▸ **The data**:

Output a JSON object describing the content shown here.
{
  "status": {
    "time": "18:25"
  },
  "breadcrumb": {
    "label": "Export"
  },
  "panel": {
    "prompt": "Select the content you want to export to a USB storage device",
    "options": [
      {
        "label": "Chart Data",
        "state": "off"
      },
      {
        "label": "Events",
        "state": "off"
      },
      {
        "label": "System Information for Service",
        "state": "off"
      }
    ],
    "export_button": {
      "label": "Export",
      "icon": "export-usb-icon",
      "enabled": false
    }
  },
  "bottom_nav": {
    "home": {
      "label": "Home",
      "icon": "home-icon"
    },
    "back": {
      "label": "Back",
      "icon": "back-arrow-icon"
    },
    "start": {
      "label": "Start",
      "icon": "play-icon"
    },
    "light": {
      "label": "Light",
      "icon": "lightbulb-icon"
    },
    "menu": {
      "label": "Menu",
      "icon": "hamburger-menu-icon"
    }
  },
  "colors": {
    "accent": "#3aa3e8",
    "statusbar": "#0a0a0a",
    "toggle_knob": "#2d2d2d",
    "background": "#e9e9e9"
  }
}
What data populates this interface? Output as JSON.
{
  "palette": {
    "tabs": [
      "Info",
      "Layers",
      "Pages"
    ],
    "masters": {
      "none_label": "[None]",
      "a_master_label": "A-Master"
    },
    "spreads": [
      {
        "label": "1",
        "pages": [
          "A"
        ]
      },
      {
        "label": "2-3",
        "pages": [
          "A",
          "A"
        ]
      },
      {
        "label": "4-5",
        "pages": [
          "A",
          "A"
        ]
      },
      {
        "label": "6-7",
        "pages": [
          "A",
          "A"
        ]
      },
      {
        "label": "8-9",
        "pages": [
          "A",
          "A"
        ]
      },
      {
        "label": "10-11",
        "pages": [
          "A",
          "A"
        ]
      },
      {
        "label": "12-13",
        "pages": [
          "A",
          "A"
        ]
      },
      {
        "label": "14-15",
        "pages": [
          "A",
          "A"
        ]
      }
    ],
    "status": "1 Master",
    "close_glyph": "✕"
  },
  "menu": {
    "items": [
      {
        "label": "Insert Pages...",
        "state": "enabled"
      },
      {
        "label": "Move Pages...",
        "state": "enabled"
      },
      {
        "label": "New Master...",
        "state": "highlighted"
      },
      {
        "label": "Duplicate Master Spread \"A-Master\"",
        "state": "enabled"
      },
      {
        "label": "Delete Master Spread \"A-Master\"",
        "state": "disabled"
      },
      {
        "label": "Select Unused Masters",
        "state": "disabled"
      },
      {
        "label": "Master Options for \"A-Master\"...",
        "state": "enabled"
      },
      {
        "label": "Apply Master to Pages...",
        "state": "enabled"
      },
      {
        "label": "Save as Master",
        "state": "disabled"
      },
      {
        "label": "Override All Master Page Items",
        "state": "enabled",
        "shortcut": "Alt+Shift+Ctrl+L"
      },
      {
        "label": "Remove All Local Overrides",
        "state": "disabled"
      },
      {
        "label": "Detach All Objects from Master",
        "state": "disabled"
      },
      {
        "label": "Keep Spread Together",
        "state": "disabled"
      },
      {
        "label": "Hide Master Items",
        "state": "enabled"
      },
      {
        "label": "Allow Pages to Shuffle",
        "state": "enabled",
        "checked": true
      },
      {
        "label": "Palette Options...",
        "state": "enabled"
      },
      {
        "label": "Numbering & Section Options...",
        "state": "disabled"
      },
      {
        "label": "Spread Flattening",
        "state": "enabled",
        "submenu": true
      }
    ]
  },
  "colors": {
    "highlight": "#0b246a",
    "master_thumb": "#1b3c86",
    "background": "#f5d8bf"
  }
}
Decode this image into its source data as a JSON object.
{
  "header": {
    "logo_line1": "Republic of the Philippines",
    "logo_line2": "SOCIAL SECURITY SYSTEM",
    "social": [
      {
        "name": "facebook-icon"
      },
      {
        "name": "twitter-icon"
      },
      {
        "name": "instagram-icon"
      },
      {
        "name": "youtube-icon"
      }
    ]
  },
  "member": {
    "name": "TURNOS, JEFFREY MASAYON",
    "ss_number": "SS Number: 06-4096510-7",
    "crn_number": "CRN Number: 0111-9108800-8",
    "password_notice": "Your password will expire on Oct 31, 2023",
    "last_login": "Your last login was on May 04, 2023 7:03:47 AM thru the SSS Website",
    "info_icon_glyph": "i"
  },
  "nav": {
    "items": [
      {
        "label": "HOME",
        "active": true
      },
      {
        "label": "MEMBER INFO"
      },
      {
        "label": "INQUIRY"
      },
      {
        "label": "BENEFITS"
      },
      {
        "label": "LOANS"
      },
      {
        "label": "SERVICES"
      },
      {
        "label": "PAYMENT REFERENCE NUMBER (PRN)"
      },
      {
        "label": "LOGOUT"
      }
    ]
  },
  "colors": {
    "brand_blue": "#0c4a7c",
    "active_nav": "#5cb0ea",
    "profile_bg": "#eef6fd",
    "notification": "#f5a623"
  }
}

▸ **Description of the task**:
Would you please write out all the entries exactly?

▸ **Solution to this exercise**:
Output a JSON object describing the content shown here.
{
  "status": {
    "time": "18:25"
  },
  "breadcrumb": {
    "label": "Export"
  },
  "panel": {
    "prompt": "Select the content you want to export to a USB storage device",
    "options": [
      {
        "label": "Chart Data",
        "state": "off"
      },
      {
        "label": "Events",
        "state": "off"
      },
      {
        "label": "System Information for Service",
        "state": "off"
      }
    ],
    "export_button": {
      "label": "Export",
      "icon": "export-usb-icon",
      "enabled": false
    }
  },
  "bottom_nav": {
    "home": {
      "label": "Home",
      "icon": "home-icon"
    },
    "back": {
      "label": "Back",
      "icon": "back-arrow-icon"
    },
    "start": {
      "label": "Start",
      "icon": "play-icon"
    },
    "light": {
      "label": "Light",
      "icon": "lightbulb-icon"
    },
    "menu": {
      "label": "Menu",
      "icon": "hamburger-menu-icon"
    }
  },
  "colors": {
    "accent": "#3aa3e8",
    "statusbar": "#0a0a0a",
    "toggle_knob": "#2d2d2d",
    "background": "#e9e9e9"
  }
}
What data populates this interface? Output as JSON.
{
  "palette": {
    "tabs": [
      "Info",
      "Layers",
      "Pages"
    ],
    "masters": {
      "none_label": "[None]",
      "a_master_label": "A-Master"
    },
    "spreads": [
      {
        "label": "1",
        "pages": [
          "A"
        ]
      },
      {
        "label": "2-3",
        "pages": [
          "A",
          "A"
        ]
      },
      {
        "label": "4-5",
        "pages": [
          "A",
          "A"
        ]
      },
      {
        "label": "6-7",
        "pages": [
          "A",
          "A"
        ]
      },
      {
        "label": "8-9",
        "pages": [
          "A",
          "A"
        ]
      },
      {
        "label": "10-11",
        "pages": [
          "A",
          "A"
        ]
      },
      {
        "label": "12-13",
        "pages": [
          "A",
          "A"
        ]
      },
      {
        "label": "14-15",
        "pages": [
          "A",
          "A"
        ]
      }
    ],
    "status": "1 Master",
    "close_glyph": "✕"
  },
  "menu": {
    "items": [
      {
        "label": "Insert Pages...",
        "state": "enabled"
      },
      {
        "label": "Move Pages...",
        "state": "enabled"
      },
      {
        "label": "New Master...",
        "state": "highlighted"
      },
      {
        "label": "Duplicate Master Spread \"A-Master\"",
        "state": "enabled"
      },
      {
        "label": "Delete Master Spread \"A-Master\"",
        "state": "disabled"
      },
      {
        "label": "Select Unused Masters",
        "state": "disabled"
      },
      {
        "label": "Master Options for \"A-Master\"...",
        "state": "enabled"
      },
      {
        "label": "Apply Master to Pages...",
        "state": "enabled"
      },
      {
        "label": "Save as Master",
        "state": "disabled"
      },
      {
        "label": "Override All Master Page Items",
        "state": "enabled",
        "shortcut": "Alt+Shift+Ctrl+L"
      },
      {
        "label": "Remove All Local Overrides",
        "state": "disabled"
      },
      {
        "label": "Detach All Objects from Master",
        "state": "disabled"
      },
      {
        "label": "Keep Spread Together",
        "state": "disabled"
      },
      {
        "label": "Hide Master Items",
        "state": "enabled"
      },
      {
        "label": "Allow Pages to Shuffle",
        "state": "enabled",
        "checked": true
      },
      {
        "label": "Palette Options...",
        "state": "enabled"
      },
      {
        "label": "Numbering & Section Options...",
        "state": "disabled"
      },
      {
        "label": "Spread Flattening",
        "state": "enabled",
        "submenu": true
      }
    ]
  },
  "colors": {
    "highlight": "#0b246a",
    "master_thumb": "#1b3c86",
    "background": "#f5d8bf"
  }
}
Decode this image into its source data as a JSON object.
{
  "header": {
    "logo_line1": "Republic of the Philippines",
    "logo_line2": "SOCIAL SECURITY SYSTEM",
    "social": [
      {
        "name": "facebook-icon"
      },
      {
        "name": "twitter-icon"
      },
      {
        "name": "instagram-icon"
      },
      {
        "name": "youtube-icon"
      }
    ]
  },
  "member": {
    "name": "TURNOS, JEFFREY MASAYON",
    "ss_number": "SS Number: 06-4096510-7",
    "crn_number": "CRN Number: 0111-9108800-8",
    "password_notice": "Your password will expire on Oct 31, 2023",
    "last_login": "Your last login was on May 04, 2023 7:03:47 AM thru the SSS Website",
    "info_icon_glyph": "i"
  },
  "nav": {
    "items": [
      {
        "label": "HOME",
        "active": true
      },
      {
        "label": "MEMBER INFO"
      },
      {
        "label": "INQUIRY"
      },
      {
        "label": "BENEFITS"
      },
      {
        "label": "LOANS"
      },
      {
        "label": "SERVICES"
      },
      {
        "label": "PAYMENT REFERENCE NUMBER (PRN)"
      },
      {
        "label": "LOGOUT"
      }
    ]
  },
  "colors": {
    "brand_blue": "#0c4a7c",
    "active_nav": "#5cb0ea",
    "profile_bg": "#eef6fd",
    "notification": "#f5a623"
  }
}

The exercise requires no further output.